··· Task material ···

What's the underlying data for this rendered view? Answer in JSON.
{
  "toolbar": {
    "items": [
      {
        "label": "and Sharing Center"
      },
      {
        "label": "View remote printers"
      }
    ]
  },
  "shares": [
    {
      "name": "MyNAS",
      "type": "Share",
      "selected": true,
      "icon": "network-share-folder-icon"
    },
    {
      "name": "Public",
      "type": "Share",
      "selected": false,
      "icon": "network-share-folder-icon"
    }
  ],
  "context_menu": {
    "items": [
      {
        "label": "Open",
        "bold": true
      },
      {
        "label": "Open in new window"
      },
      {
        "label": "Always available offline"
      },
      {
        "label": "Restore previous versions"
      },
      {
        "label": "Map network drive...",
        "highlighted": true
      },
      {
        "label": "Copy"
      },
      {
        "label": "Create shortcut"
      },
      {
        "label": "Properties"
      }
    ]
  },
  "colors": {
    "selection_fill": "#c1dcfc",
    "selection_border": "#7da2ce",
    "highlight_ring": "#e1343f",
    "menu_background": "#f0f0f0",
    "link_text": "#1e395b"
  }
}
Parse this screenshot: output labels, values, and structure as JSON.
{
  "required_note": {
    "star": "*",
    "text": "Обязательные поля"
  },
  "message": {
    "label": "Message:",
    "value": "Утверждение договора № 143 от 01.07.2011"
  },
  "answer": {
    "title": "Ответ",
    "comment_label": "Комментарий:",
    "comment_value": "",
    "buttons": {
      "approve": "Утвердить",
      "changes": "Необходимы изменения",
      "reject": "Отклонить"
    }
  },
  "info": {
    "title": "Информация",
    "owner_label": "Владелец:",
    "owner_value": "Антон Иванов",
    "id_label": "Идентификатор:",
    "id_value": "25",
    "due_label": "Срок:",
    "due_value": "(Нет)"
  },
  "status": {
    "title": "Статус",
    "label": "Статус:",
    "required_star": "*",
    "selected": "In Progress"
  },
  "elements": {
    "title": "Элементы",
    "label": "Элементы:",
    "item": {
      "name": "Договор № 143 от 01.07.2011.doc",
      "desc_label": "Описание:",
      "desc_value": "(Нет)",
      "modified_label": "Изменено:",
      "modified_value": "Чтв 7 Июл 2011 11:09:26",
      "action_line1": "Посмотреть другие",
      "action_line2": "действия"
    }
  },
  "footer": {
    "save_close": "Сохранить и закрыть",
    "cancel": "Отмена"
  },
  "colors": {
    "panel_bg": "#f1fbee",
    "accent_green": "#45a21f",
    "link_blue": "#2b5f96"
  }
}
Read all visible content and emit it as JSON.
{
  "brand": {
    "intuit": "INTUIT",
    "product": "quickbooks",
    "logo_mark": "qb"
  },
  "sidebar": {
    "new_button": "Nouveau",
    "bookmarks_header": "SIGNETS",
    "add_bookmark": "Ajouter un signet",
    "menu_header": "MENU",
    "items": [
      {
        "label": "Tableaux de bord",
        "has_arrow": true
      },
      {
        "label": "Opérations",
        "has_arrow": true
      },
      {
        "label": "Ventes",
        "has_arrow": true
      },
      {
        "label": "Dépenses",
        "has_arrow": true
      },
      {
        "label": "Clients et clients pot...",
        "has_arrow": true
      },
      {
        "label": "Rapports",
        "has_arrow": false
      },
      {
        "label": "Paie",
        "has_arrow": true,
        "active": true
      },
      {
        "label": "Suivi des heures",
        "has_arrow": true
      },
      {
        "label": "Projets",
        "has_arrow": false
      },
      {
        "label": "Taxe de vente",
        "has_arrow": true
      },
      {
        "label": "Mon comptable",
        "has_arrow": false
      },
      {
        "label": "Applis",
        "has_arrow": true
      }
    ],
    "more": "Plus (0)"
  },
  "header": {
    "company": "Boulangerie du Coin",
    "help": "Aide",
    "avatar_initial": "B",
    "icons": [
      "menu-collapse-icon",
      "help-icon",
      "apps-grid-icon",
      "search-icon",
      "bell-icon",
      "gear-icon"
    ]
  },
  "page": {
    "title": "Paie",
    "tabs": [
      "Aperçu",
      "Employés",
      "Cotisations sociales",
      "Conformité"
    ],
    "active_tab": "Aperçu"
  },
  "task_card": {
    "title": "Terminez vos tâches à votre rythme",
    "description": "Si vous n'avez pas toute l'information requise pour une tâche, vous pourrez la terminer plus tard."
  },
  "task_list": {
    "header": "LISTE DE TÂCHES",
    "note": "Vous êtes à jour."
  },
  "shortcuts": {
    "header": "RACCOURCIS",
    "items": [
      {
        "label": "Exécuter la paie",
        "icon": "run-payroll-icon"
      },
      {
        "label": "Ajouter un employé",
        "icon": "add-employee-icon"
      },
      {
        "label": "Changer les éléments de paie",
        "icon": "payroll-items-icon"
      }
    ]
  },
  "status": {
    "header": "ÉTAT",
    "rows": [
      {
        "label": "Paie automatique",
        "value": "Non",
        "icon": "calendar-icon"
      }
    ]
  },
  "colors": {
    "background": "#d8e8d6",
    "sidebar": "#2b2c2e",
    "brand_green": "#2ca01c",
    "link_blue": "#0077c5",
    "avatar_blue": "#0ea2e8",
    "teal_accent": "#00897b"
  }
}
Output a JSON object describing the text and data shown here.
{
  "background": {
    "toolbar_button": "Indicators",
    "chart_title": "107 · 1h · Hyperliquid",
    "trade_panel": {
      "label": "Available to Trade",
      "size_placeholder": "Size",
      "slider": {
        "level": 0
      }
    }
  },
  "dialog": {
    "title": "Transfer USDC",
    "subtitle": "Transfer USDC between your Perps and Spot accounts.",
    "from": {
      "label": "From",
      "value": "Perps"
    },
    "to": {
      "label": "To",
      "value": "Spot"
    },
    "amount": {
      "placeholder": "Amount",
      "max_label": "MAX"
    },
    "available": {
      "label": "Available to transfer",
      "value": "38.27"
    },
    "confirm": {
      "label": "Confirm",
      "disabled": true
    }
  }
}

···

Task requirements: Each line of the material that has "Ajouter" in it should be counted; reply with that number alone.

Answer section: 2